Premier League: Banning orders or prison warning for fans with flares
Football supporters who take flares or smoke bombs into stadiums are risking banning orders or even prison, the Premier League will warn.
It is launching a campaign aimed at eradicating the growing trend of fans taking pyrotechnic devices to matches.
Recent incidents involving flares have occurred at Wembley and Villa Park.
"We will say to fans we understand you think this is a bit of fun but they are dangerous," said the Premier League's head of supporter services Cathy Long.
She told BBC Breakfast: "We want people to be aware of what the dangers are, both to themselves and the people around them.
"It will also make people aware of what the consequences of their actions are - that this can carry a banning order, it can carry a custodial sentence, there can be really quite serious consequences for fans and we want to avoid that."
Last week, Fifa began disciplinary proceedings against the English and Polish football associations after flares, which can burn at temperatures of up to 1600C, were lit during October's World Cup qualifier at Wembley.
So far this season pyrotechnics have been used at or in connection with 131 matches at English league grounds, compared to 199 for the whole of last season.
Further figures from the UK Football Policing Unit say there have been 44 arrests so far this season. During the entire 2012-13 campaign officers made 70 arrests.
Everton, Manchester United and Wigan Athletic have each been involved in five incidents involving pyrotechnics.
Police reported an increase in the use of flares and pyrotechnic devices last season by nearly 140% compared to the previous year, while arrests for their use were up by 150%.
"Pyro dogs" trained to sniff out flares are also becoming more common at stadiums.
Assistant referee David Bryan was hit by one during a match between Aston Villa and Tottenham at Villa Park in October.
In May, a 15-year-old boy suffered lung damage from a smoke bomb thrown during Villa's game at Wigan, while in February a 14-year-old boy was killed by a flare thrown by supporters during a South American Libertadores Cup tie in Bolivia.
The Football Supporters' Federation has advised fans to think about the consequences of bringing pyrotechnics into football grounds.
Amanda Jacks, Case Worker for the FSF, said: "While some fans who bring pyro into grounds often do so with good intentions at heart, such as improving the atmosphere, there can be very serious consequences - injury, banning orders, criminal records and even prison.

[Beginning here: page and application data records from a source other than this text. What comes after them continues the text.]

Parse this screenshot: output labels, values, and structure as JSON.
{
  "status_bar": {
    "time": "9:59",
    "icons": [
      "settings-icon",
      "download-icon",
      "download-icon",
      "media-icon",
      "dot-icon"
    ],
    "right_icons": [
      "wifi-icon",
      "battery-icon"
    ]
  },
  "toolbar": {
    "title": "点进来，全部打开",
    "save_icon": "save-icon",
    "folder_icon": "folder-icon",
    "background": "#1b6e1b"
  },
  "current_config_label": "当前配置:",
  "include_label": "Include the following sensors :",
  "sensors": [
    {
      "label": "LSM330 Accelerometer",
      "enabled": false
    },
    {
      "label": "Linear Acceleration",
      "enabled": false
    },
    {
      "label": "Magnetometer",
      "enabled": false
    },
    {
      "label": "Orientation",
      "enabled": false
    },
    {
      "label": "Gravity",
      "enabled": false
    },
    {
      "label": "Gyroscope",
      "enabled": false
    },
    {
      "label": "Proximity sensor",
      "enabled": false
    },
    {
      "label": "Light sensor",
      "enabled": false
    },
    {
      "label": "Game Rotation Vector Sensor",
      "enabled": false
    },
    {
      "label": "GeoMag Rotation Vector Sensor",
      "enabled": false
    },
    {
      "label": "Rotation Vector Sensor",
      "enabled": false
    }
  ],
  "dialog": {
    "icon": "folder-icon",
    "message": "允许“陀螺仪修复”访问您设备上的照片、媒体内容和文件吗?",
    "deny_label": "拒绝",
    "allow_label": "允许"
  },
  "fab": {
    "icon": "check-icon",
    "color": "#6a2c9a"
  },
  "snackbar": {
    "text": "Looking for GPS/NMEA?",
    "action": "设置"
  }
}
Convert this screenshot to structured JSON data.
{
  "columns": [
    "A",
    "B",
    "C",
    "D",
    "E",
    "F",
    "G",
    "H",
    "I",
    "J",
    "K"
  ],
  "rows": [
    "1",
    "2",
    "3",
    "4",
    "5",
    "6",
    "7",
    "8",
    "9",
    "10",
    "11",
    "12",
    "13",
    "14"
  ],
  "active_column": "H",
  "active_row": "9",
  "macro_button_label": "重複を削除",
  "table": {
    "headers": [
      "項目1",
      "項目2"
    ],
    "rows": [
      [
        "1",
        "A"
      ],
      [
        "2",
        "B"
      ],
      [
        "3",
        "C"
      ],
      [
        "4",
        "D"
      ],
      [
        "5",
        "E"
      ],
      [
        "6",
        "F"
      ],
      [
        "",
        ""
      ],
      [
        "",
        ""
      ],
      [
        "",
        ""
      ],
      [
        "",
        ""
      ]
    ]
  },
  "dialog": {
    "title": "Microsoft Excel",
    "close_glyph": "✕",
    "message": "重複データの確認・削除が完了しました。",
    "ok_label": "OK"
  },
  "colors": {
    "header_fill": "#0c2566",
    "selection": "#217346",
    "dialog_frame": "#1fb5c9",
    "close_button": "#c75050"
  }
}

"Furthermore, increasing numbers of fans are speaking out against their use. There are obvious safety implications, particularly if flares are thrown about. Others simply resent having their views blocked by smoke and fans have been hospitalised with smoke inhalation."